Both missions require use of an international array of antennas called the Deep Space Network.
The launch dates still depend, however, on NASA receiving a special waiver to avoid retesting batteries on an emergency flight system that is used to destroy the rocket if it strays from its designated range to a populated area.
If it does not receive the waiver, the rocket will have to be wheeled back to its assembly building, pushing the timeline back several weeks.
Mike Bolger, exploration ground systems manager, added that teams were working to replace seals to fix the hydrogen leak issue—work that could be completed by the end of Thursday, which would pave the way for a tanking test on September 17.
The Artemis 1 space mission hopes to test the SLS as well as the unmanned Orion capsule that sits atop, in preparation for future Moon-bound journeys with humans aboard.
Once launched, it will take several days for the spacecraft to reach the Moon, flying around 60 miles (100 kilometers) at its closest approach.
The capsule will fire its engines to get to a distant retrograde orbit (DRO) of 40,000 miles beyond the Moon, a record for a spacecraft rated to carry humans.
The trip is expected to last several weeks, and one of its main objectives is to test the capsule’s heat shield, which at 16 feet (5 meters) in diameter is the largest ever built.
Artemis is named after the twin sister of the Greek god Apollo, after whom the first Moon missions were named.
The next mission, Artemis 2, will take astronauts to the Moon without landing on its surface, while the third—set for the mid-2020s—would see the first woman and person of color on lunar soil.

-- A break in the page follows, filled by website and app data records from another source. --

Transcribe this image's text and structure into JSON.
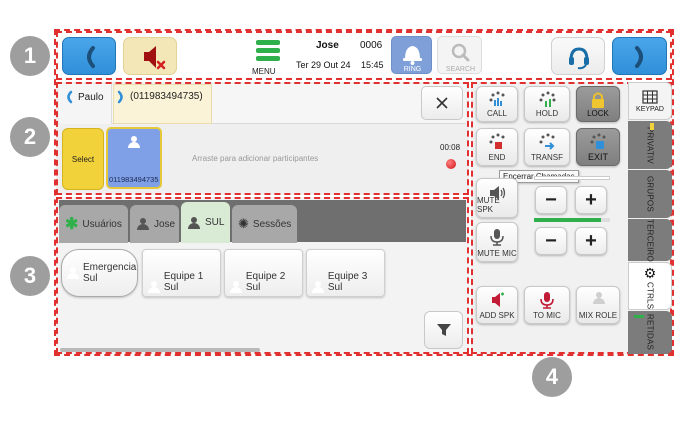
{
  "callouts": [
    "1",
    "2",
    "3",
    "4"
  ],
  "top_bar": {
    "menu_label": "MENU",
    "user_name": "Jose",
    "extension": "0006",
    "date": "Ter 29 Out 24",
    "time": "15:45",
    "ring_label": "RING",
    "search_label": "SEARCH"
  },
  "call_panel": {
    "tab_contact": "Paulo",
    "tab_number": "(011983494735)",
    "select_label": "Select",
    "participant_number": "011983494735",
    "drag_hint": "Arraste para adicionar participantes",
    "call_timer": "00:08"
  },
  "groups": {
    "tabs": [
      {
        "label": "Usuários",
        "icon": "asterisk-icon"
      },
      {
        "label": "Jose",
        "icon": "person-icon"
      },
      {
        "label": "SUL",
        "icon": "people-icon"
      },
      {
        "label": "Sessões",
        "icon": "gear-icon"
      }
    ],
    "items": [
      {
        "label_line1": "Emergencia",
        "label_line2": "Sul"
      },
      {
        "label": "Equipe 1 Sul"
      },
      {
        "label": "Equipe 2 Sul"
      },
      {
        "label": "Equipe 3 Sul"
      }
    ]
  },
  "controls": {
    "call": "CALL",
    "hold": "HOLD",
    "lock": "LOCK",
    "end": "END",
    "transf": "TRANSF",
    "exit": "EXIT",
    "tooltip": "Encerrar Chamadas",
    "mute_spk": "MUTE SPK",
    "mute_mic": "MUTE MIC",
    "minus": "−",
    "plus": "+",
    "add_spk": "ADD SPK",
    "to_mic": "TO MIC",
    "mix_role": "MIX ROLE"
  },
  "side_tabs": {
    "keypad": "KEYPAD",
    "privativ": "PRIVATIV",
    "grupos": "GRUPOS",
    "terceiro": "TERCEIRO",
    "ctrls": "CTRLS",
    "retidas": "RETIDAS"
  },
  "colors": {
    "accent_blue": "#2f8fd8",
    "dashed_border": "#e03030",
    "select_yellow": "#f2d23a",
    "participant_blue": "#7f9fe6",
    "menu_green": "#2fb04a",
    "end_red": "#d32f2f"
  }
}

NASA wants to build a lunar space station called Gateway and keep a sustained presence on the Moon to gain insight into how to survive very long space missions, ahead of a mission to Mars in the 2030s.